Message Queue 11

That was pretty quick. We do not have to do any extra configuration here. We just needed to install these components for the API to be available, so MonitorWare Agent can use it.

Step 3

We can now configure MonitorWare Agent to send to the Message Queue. We assume, that a basic configuration for MonitorWare Agent is already available and it is configured as a syslog receiver with a ready ruleset.

Therefore we just need to create the action. It is called "Send MSQueue". Right click on "Actions". A menu will open. Move the mouse to "Add Action" and the list of available actions will appear. Click on "Send MSQueue", you will find it in the middle of the list.

Message Queue 12

The setup wizard will occur. Simply click on "Next" and then on "Finish". You can now see the "Send MSQueue" action with its default values.

Message Queue 13

We need to change at least the "Server Computername / IP" field and the "Queuename" field. These need to be changed for the scenario to work. The rest can stay as is. Though you might want to change at least the "Queue Message Label" as this will always be the same then. You can change it, by using the properties available in MonitorWare Agent. The same goes for the field "Queue Message Body", which can be completely customized with properties and you own content. By default it holds the message of the Syslog Message or Windows Event.

We need to change the adress field, which is on the top, to the IP of the machine we want to send to. Hostnames currently do not work yet. The "Queuename" must be set as well. This is needed for the queue that should be filled with messages. You can see on the image below, how this should look like.

Message Queue 15

You can get the path yourself by going to your queues on the server. Right click on the queue you want the path of and click on "Properties". A window with the properties will open. In the field "Label" is the path to the queue. This should be copied and pasted into MonitorWare Agent.

Message Queue 16

Final Thoughts

This is the easiest way to set up MonitorWare Agent to work with the Microsoft Message Queue. More information on the Message Queue is available at the Microsoft website.

Please note: the MonitorWare Agent Service must be started with some account credentials that have administrative privileges on the local machine as well as on the remote server, that shall receive the messages. You might need to set this manually in the control panel for "Services".

Massive use of memory when using TCP

Tuesday, February 1st, 2011

Massive use of memory when using TCP

Article created 2011-02-01 by Florian Riedl.

Due to some testing we found, that in some cases MonitorWare Agent uses a lot of memory.
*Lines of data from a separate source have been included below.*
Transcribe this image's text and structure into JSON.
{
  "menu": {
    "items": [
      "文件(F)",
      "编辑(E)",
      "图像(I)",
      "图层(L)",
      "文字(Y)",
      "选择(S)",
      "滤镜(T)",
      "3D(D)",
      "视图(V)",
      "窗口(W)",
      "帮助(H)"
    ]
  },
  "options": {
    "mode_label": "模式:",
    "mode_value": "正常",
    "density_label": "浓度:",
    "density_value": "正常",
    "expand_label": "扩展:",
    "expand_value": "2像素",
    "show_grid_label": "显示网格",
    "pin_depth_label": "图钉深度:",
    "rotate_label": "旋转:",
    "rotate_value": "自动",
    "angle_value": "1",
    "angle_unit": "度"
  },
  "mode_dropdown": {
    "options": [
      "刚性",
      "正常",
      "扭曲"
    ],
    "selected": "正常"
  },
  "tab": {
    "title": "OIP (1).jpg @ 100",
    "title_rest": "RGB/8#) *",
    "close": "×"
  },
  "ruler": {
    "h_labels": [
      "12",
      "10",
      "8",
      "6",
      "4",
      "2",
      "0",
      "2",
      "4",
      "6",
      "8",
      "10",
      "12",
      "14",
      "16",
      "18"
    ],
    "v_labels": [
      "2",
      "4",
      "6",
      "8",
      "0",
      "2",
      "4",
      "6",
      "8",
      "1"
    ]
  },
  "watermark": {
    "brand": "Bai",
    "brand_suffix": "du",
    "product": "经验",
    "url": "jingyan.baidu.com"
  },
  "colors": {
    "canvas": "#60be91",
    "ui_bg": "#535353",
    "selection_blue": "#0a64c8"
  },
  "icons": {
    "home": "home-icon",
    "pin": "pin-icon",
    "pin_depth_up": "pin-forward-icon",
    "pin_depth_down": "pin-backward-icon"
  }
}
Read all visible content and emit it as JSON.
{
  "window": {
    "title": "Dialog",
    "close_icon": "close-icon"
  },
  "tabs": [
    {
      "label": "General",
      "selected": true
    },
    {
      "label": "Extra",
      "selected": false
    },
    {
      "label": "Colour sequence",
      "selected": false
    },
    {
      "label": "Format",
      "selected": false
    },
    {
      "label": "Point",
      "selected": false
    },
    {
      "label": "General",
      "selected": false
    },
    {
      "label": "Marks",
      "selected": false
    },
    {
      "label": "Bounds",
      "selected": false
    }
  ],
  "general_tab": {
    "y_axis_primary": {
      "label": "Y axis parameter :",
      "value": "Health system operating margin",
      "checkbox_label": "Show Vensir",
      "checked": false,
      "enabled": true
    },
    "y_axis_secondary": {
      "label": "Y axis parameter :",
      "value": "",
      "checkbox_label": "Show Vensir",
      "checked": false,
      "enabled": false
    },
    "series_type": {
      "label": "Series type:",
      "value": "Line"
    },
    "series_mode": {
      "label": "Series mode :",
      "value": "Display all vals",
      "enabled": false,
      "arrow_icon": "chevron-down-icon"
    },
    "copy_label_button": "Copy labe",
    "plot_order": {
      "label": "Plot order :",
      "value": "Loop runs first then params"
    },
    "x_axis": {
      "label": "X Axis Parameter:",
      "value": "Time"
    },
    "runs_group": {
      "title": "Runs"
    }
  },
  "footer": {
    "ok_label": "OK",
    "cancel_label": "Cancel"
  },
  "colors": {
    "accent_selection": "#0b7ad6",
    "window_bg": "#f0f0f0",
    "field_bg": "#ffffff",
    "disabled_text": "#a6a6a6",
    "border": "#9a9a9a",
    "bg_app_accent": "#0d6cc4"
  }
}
This will happen, when MonitorWare Agent is configured as a syslog receiver and is listening to TCP. Additionally, this only occurs, when there are large message bursts, that are continously sent.

We realized it, when MonitorWare Agent used up all free memory and even the page file and didn’t stop to allocate memory blocks. First we thought this was a real bug – the memory would be allocated, but not be purged after it was used. But that was not the problem. Further testing proved, that the memory would be free again after a while.
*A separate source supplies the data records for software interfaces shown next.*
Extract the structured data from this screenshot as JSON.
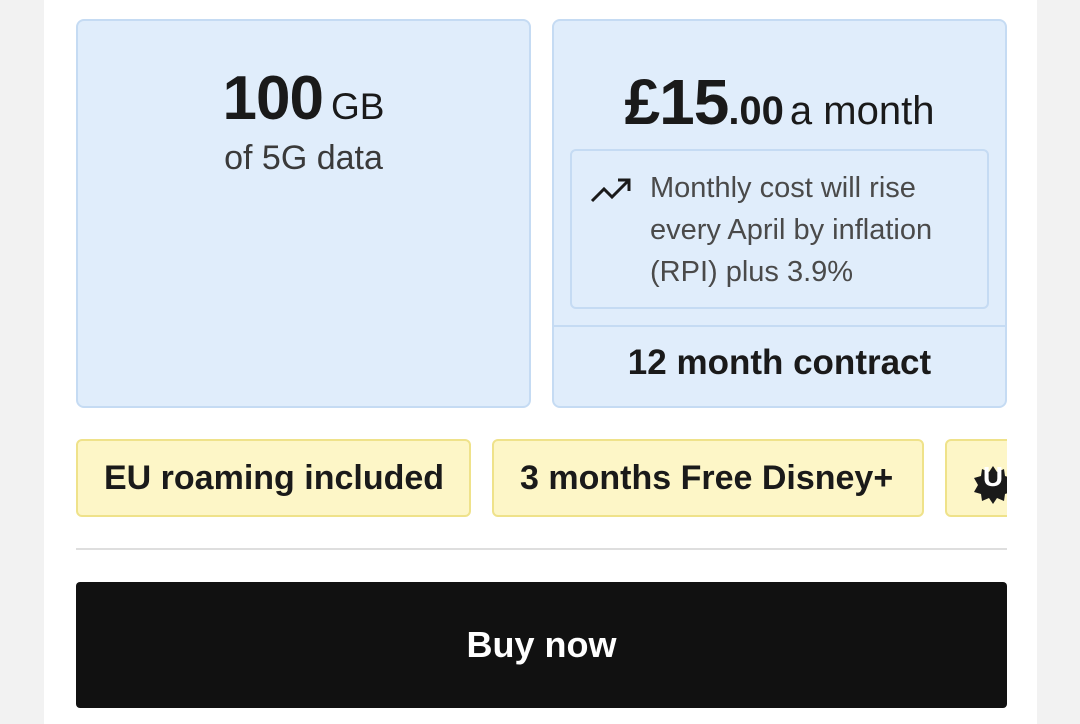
{
  "data_card": {
    "amount": "100",
    "unit": "GB",
    "subtitle": "of 5G data"
  },
  "price_card": {
    "currency_whole": "£15",
    "decimal": ".00",
    "period": "a month",
    "notice_icon": "trending-up-icon",
    "notice_text": "Monthly cost will rise every April by inflation (RPI) plus 3.9%",
    "contract": "12 month contract"
  },
  "perks": {
    "eu_roaming": "EU roaming included",
    "disney": "3 months Free Disney+",
    "third_badge_letter": "U",
    "third_icon": "badge-icon"
  },
  "buy_button": {
    "label": "Buy now"
  },
  "colors": {
    "card_bg": "#e0edfb",
    "card_border": "#c5dbf3",
    "pill_bg": "#fdf6c7",
    "pill_border": "#efe28a",
    "button_bg": "#111111"
  }
}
It turned out, that the real reason was a configuration issue in MonitorWare Agent. With the default values for receiving syslog over TCP, the service would not recognize the line separators of the syslog messages, thus "thinking" it would get a single message only and thus allocating more and more memory for this "huge" message. This would happen when receiving large bursts of message and the buffer for receiving syslog messages would be full.

The solution is pretty simple, yet effective. In the configuration client you need to activate a setting for the syslog server. Just activate "Messages are separated by the following sequence" in the TCP Options. With this activated, MonitorWare Agent can properly recognize line breaks. Thus, it will only allocate memory for the real messages in the queue.

This option will be activated by default in the next release of MonitorWare Agent (8.0).